====== DATA TO EXAMINE
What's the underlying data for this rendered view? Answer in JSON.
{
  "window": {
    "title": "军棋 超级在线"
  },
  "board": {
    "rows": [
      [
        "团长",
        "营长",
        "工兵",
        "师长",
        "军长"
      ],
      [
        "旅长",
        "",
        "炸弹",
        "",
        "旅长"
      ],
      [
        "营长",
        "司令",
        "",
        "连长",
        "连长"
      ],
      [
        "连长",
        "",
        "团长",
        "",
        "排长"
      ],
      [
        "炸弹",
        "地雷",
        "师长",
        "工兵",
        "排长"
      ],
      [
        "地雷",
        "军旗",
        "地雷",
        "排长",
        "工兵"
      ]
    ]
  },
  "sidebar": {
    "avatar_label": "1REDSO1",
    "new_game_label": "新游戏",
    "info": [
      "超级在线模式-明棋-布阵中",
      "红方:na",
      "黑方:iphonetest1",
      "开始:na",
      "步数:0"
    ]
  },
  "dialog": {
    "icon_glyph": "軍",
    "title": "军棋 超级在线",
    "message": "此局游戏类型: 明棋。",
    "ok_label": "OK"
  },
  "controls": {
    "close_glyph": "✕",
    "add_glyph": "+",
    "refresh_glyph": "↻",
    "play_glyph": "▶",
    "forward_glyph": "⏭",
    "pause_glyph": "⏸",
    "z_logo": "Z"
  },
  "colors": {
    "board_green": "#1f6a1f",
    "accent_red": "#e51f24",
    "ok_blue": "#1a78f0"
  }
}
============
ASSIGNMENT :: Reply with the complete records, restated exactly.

EXERCISE OUTPUT ::
What's the underlying data for this rendered view? Answer in JSON.
{
  "window": {
    "title": "军棋 超级在线"
  },
  "board": {
    "rows": [
      [
        "团长",
        "营长",
        "工兵",
        "师长",
        "军长"
      ],
      [
        "旅长",
        "",
        "炸弹",
        "",
        "旅长"
      ],
      [
        "营长",
        "司令",
        "",
        "连长",
        "连长"
      ],
      [
        "连长",
        "",
        "团长",
        "",
        "排长"
      ],
      [
        "炸弹",
        "地雷",
        "师长",
        "工兵",
        "排长"
      ],
      [
        "地雷",
        "军旗",
        "地雷",
        "排长",
        "工兵"
      ]
    ]
  },
  "sidebar": {
    "avatar_label": "1REDSO1",
    "new_game_label": "新游戏",
    "info": [
      "超级在线模式-明棋-布阵中",
      "红方:na",
      "黑方:iphonetest1",
      "开始:na",
      "步数:0"
    ]
  },
  "dialog": {
    "icon_glyph": "軍",
    "title": "军棋 超级在线",
    "message": "此局游戏类型: 明棋。",
    "ok_label": "OK"
  },
  "controls": {
    "close_glyph": "✕",
    "add_glyph": "+",
    "refresh_glyph": "↻",
    "play_glyph": "▶",
    "forward_glyph": "⏭",
    "pause_glyph": "⏸",
    "z_logo": "Z"
  },
  "colors": {
    "board_green": "#1f6a1f",
    "accent_red": "#e51f24",
    "ok_blue": "#1a78f0"
  }
}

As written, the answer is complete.